*** Opening of Record set ***

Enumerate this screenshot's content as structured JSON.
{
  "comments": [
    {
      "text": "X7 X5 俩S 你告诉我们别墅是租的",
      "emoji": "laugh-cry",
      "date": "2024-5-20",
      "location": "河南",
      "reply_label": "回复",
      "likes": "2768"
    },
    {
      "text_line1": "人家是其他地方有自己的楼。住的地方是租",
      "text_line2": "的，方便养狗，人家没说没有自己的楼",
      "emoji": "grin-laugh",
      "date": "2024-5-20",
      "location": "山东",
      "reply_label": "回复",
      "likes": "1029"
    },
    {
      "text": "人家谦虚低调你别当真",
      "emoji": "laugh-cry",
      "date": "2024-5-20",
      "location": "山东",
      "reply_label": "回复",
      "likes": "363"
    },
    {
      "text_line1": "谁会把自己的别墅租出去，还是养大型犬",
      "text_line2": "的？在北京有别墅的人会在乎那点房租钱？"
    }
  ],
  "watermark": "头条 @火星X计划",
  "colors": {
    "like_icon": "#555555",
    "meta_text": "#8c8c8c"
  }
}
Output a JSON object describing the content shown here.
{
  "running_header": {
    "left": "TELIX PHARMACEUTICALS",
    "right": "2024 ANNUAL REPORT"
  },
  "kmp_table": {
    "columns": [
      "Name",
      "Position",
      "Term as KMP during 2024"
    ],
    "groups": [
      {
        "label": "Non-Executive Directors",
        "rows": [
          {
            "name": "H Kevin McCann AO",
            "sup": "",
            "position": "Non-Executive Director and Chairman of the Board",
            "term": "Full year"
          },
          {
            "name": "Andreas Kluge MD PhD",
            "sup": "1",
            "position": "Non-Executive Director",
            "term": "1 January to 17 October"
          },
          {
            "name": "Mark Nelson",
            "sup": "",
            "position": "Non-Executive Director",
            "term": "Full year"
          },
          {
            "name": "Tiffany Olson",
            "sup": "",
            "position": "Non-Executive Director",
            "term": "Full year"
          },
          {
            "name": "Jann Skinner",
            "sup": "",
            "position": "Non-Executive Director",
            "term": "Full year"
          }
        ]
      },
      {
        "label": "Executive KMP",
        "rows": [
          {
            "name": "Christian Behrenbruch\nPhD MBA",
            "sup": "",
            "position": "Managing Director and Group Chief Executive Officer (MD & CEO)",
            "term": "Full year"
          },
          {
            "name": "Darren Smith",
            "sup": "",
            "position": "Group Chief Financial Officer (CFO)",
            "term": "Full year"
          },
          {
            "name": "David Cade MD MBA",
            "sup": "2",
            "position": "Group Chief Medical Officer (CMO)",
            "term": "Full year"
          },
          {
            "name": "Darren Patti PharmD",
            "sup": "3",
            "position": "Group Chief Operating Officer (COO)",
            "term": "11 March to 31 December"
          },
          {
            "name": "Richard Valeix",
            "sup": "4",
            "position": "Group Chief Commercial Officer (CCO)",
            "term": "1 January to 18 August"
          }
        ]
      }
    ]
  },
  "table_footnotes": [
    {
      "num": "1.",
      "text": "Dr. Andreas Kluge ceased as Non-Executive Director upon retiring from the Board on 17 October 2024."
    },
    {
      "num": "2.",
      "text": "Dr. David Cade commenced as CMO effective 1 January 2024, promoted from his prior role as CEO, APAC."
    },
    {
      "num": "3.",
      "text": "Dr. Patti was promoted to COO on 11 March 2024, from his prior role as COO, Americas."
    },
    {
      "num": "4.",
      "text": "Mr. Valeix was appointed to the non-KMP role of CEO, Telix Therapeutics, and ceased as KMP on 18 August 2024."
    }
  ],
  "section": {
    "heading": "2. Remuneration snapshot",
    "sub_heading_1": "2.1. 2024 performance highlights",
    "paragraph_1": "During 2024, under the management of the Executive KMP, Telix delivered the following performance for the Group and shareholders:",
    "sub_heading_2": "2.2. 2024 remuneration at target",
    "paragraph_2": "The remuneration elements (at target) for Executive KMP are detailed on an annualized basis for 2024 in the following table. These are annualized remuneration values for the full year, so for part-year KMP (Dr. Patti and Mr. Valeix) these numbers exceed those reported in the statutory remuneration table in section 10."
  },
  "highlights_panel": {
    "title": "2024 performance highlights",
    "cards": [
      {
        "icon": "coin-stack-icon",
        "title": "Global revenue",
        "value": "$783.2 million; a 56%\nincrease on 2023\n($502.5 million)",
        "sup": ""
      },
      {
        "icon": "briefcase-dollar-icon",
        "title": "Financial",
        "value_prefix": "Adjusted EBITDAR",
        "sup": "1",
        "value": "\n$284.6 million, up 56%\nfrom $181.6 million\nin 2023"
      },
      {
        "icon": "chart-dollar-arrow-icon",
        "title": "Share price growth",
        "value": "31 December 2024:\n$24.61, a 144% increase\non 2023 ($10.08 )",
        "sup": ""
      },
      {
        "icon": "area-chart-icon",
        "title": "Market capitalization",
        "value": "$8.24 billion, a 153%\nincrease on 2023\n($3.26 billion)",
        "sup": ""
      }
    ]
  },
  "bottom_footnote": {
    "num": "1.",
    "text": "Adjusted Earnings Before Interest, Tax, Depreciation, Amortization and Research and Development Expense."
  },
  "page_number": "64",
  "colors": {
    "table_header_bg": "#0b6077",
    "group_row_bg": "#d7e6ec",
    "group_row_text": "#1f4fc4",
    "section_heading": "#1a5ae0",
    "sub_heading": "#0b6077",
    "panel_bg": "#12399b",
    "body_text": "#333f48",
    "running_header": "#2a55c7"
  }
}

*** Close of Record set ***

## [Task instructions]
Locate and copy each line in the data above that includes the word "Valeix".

## [Response area]
            "name": "Richard Valeix",
      "text": "Mr. Valeix was appointed to the non-KMP role of CEO, Telix Therapeutics, and ceased as KMP on 18 August 2024."
    "paragraph_2": "The remuneration elements (at target) for Executive KMP are detailed on an annualized basis for 2024 in the following table. These are annualized remuneration values for the full year, so for part-year KMP (Dr. Patti and Mr. Valeix) these numbers exceed those reported in the statutory remuneration table in section 10."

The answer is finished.